ACTIVITY: Could you please retype all of the records exactly, skipping any pictures?

Page and application data records:

------------------------------------------------------------

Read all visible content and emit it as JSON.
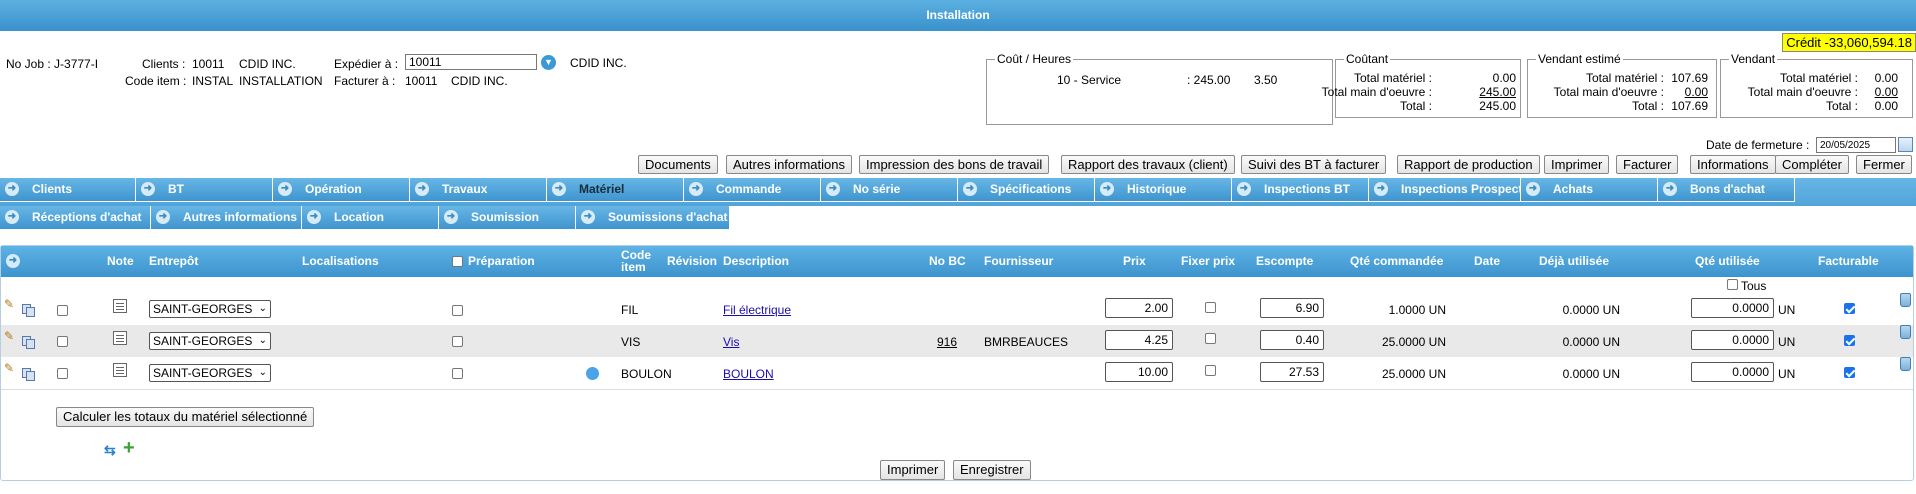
{
  "window": {
    "title": "Installation"
  },
  "credit": "Crédit -33,060,594.18",
  "job": {
    "no_job": "No Job : J-3777-I",
    "clients_label": "Clients :",
    "clients_value": "10011",
    "clients_name": "CDID INC.",
    "code_item_label": "Code item :",
    "code_item_value": "INSTAL",
    "code_item_name": "INSTALLATION",
    "expedier_label": "Expédier à :",
    "expedier_value": "10011",
    "expedier_name": "CDID INC.",
    "facturer_label": "Facturer à :",
    "facturer_value": "10011",
    "facturer_name": "CDID INC."
  },
  "cout_heures": {
    "legend": "Coût / Heures",
    "line_label": "10 - Service",
    "line_value": ": 245.00",
    "line_hours": "3.50"
  },
  "coutant": {
    "legend": "Coûtant",
    "materiel_label": "Total matériel :",
    "materiel_value": "0.00",
    "mo_label": "Total main d'oeuvre :",
    "mo_value": "245.00",
    "total_label": "Total :",
    "total_value": "245.00"
  },
  "vendant_estime": {
    "legend": "Vendant estimé",
    "materiel_label": "Total matériel :",
    "materiel_value": "107.69",
    "mo_label": "Total main d'oeuvre :",
    "mo_value": "0.00",
    "total_label": "Total :",
    "total_value": "107.69"
  },
  "vendant": {
    "legend": "Vendant",
    "materiel_label": "Total matériel :",
    "materiel_value": "0.00",
    "mo_label": "Total main d'oeuvre :",
    "mo_value": "0.00",
    "total_label": "Total :",
    "total_value": "0.00"
  },
  "date_fermeture": {
    "label": "Date de fermeture :",
    "value": "20/05/2025"
  },
  "toolbar": [
    "Documents",
    "Autres informations",
    "Impression des bons de travail",
    "Rapport des travaux (client)",
    "Suivi des BT à facturer",
    "Rapport de production",
    "Imprimer",
    "Facturer",
    "Informations",
    "Compléter",
    "Fermer"
  ],
  "tabs_row1": [
    "Clients",
    "BT",
    "Opération",
    "Travaux",
    "Matériel",
    "Commande",
    "No série",
    "Spécifications",
    "Historique",
    "Inspections BT",
    "Inspections Prospect",
    "Achats",
    "Bons d'achat"
  ],
  "tabs_row2": [
    "Réceptions d'achat",
    "Autres informations",
    "Location",
    "Soumission",
    "Soumissions d'achat"
  ],
  "active_tab": "Matériel",
  "table": {
    "headers": {
      "note": "Note",
      "entrepot": "Entrepôt",
      "localisations": "Localisations",
      "preparation": "Préparation",
      "code_item_1": "Code",
      "code_item_2": "item",
      "revision": "Révision",
      "description": "Description",
      "no_bc": "No BC",
      "fournisseur": "Fournisseur",
      "prix": "Prix",
      "fixer_prix": "Fixer prix",
      "escompte": "Escompte",
      "qte_commandee": "Qté commandée",
      "date": "Date",
      "deja_utilisee": "Déjà utilisée",
      "qte_utilisee": "Qté utilisée",
      "facturable": "Facturable"
    },
    "tous_label": "Tous",
    "rows": [
      {
        "entrepot": "SAINT-GEORGES",
        "code": "FIL",
        "description": "Fil électrique",
        "no_bc": "",
        "fournisseur": "",
        "prix": "2.00",
        "escompte": "6.90",
        "qte_commandee": "1.0000 UN",
        "deja_utilisee": "0.0000 UN",
        "qte_utilisee": "0.0000",
        "unit": "UN",
        "facturable": true,
        "revision_dot": false
      },
      {
        "entrepot": "SAINT-GEORGES",
        "code": "VIS",
        "description": "Vis",
        "no_bc": "916",
        "fournisseur": "BMRBEAUCES",
        "prix": "4.25",
        "escompte": "0.40",
        "qte_commandee": "25.0000 UN",
        "deja_utilisee": "0.0000 UN",
        "qte_utilisee": "0.0000",
        "unit": "UN",
        "facturable": true,
        "revision_dot": false
      },
      {
        "entrepot": "SAINT-GEORGES",
        "code": "BOULON",
        "description": "BOULON",
        "no_bc": "",
        "fournisseur": "",
        "prix": "10.00",
        "escompte": "27.53",
        "qte_commandee": "25.0000 UN",
        "deja_utilisee": "0.0000 UN",
        "qte_utilisee": "0.0000",
        "unit": "UN",
        "facturable": true,
        "revision_dot": true
      }
    ]
  },
  "calc_button": "Calculer les totaux du matériel sélectionné",
  "footer": {
    "print": "Imprimer",
    "save": "Enregistrer"
  }
}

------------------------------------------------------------

ANSWER TO THE EXERCISE:
Read all visible content and emit it as JSON.
{
  "window": {
    "title": "Installation"
  },
  "credit": "Crédit -33,060,594.18",
  "job": {
    "no_job": "No Job : J-3777-I",
    "clients_label": "Clients :",
    "clients_value": "10011",
    "clients_name": "CDID INC.",
    "code_item_label": "Code item :",
    "code_item_value": "INSTAL",
    "code_item_name": "INSTALLATION",
    "expedier_label": "Expédier à :",
    "expedier_value": "10011",
    "expedier_name": "CDID INC.",
    "facturer_label": "Facturer à :",
    "facturer_value": "10011",
    "facturer_name": "CDID INC."
  },
  "cout_heures": {
    "legend": "Coût / Heures",
    "line_label": "10 - Service",
    "line_value": ": 245.00",
    "line_hours": "3.50"
  },
  "coutant": {
    "legend": "Coûtant",
    "materiel_label": "Total matériel :",
    "materiel_value": "0.00",
    "mo_label": "Total main d'oeuvre :",
    "mo_value": "245.00",
    "total_label": "Total :",
    "total_value": "245.00"
  },
  "vendant_estime": {
    "legend": "Vendant estimé",
    "materiel_label": "Total matériel :",
    "materiel_value": "107.69",
    "mo_label": "Total main d'oeuvre :",
    "mo_value": "0.00",
    "total_label": "Total :",
    "total_value": "107.69"
  },
  "vendant": {
    "legend": "Vendant",
    "materiel_label": "Total matériel :",
    "materiel_value": "0.00",
    "mo_label": "Total main d'oeuvre :",
    "mo_value": "0.00",
    "total_label": "Total :",
    "total_value": "0.00"
  },
  "date_fermeture": {
    "label": "Date de fermeture :",
    "value": "20/05/2025"
  },
  "toolbar": [
    "Documents",
    "Autres informations",
    "Impression des bons de travail",
    "Rapport des travaux (client)",
    "Suivi des BT à facturer",
    "Rapport de production",
    "Imprimer",
    "Facturer",
    "Informations",
    "Compléter",
    "Fermer"
  ],
  "tabs_row1": [
    "Clients",
    "BT",
    "Opération",
    "Travaux",
    "Matériel",
    "Commande",
    "No série",
    "Spécifications",
    "Historique",
    "Inspections BT",
    "Inspections Prospect",
    "Achats",
    "Bons d'achat"
  ],
  "tabs_row2": [
    "Réceptions d'achat",
    "Autres informations",
    "Location",
    "Soumission",
    "Soumissions d'achat"
  ],
  "active_tab": "Matériel",
  "table": {
    "headers": {
      "note": "Note",
      "entrepot": "Entrepôt",
      "localisations": "Localisations",
      "preparation": "Préparation",
      "code_item_1": "Code",
      "code_item_2": "item",
      "revision": "Révision",
      "description": "Description",
      "no_bc": "No BC",
      "fournisseur": "Fournisseur",
      "prix": "Prix",
      "fixer_prix": "Fixer prix",
      "escompte": "Escompte",
      "qte_commandee": "Qté commandée",
      "date": "Date",
      "deja_utilisee": "Déjà utilisée",
      "qte_utilisee": "Qté utilisée",
      "facturable": "Facturable"
    },
    "tous_label": "Tous",
    "rows": [
      {
        "entrepot": "SAINT-GEORGES",
        "code": "FIL",
        "description": "Fil électrique",
        "no_bc": "",
        "fournisseur": "",
        "prix": "2.00",
        "escompte": "6.90",
        "qte_commandee": "1.0000 UN",
        "deja_utilisee": "0.0000 UN",
        "qte_utilisee": "0.0000",
        "unit": "UN",
        "facturable": true,
        "revision_dot": false
      },
      {
        "entrepot": "SAINT-GEORGES",
        "code": "VIS",
        "description": "Vis",
        "no_bc": "916",
        "fournisseur": "BMRBEAUCES",
        "prix": "4.25",
        "escompte": "0.40",
        "qte_commandee": "25.0000 UN",
        "deja_utilisee": "0.0000 UN",
        "qte_utilisee": "0.0000",
        "unit": "UN",
        "facturable": true,
        "revision_dot": false
      },
      {
        "entrepot": "SAINT-GEORGES",
        "code": "BOULON",
        "description": "BOULON",
        "no_bc": "",
        "fournisseur": "",
        "prix": "10.00",
        "escompte": "27.53",
        "qte_commandee": "25.0000 UN",
        "deja_utilisee": "0.0000 UN",
        "qte_utilisee": "0.0000",
        "unit": "UN",
        "facturable": true,
        "revision_dot": true
      }
    ]
  },
  "calc_button": "Calculer les totaux du matériel sélectionné",
  "footer": {
    "print": "Imprimer",
    "save": "Enregistrer"
  }
}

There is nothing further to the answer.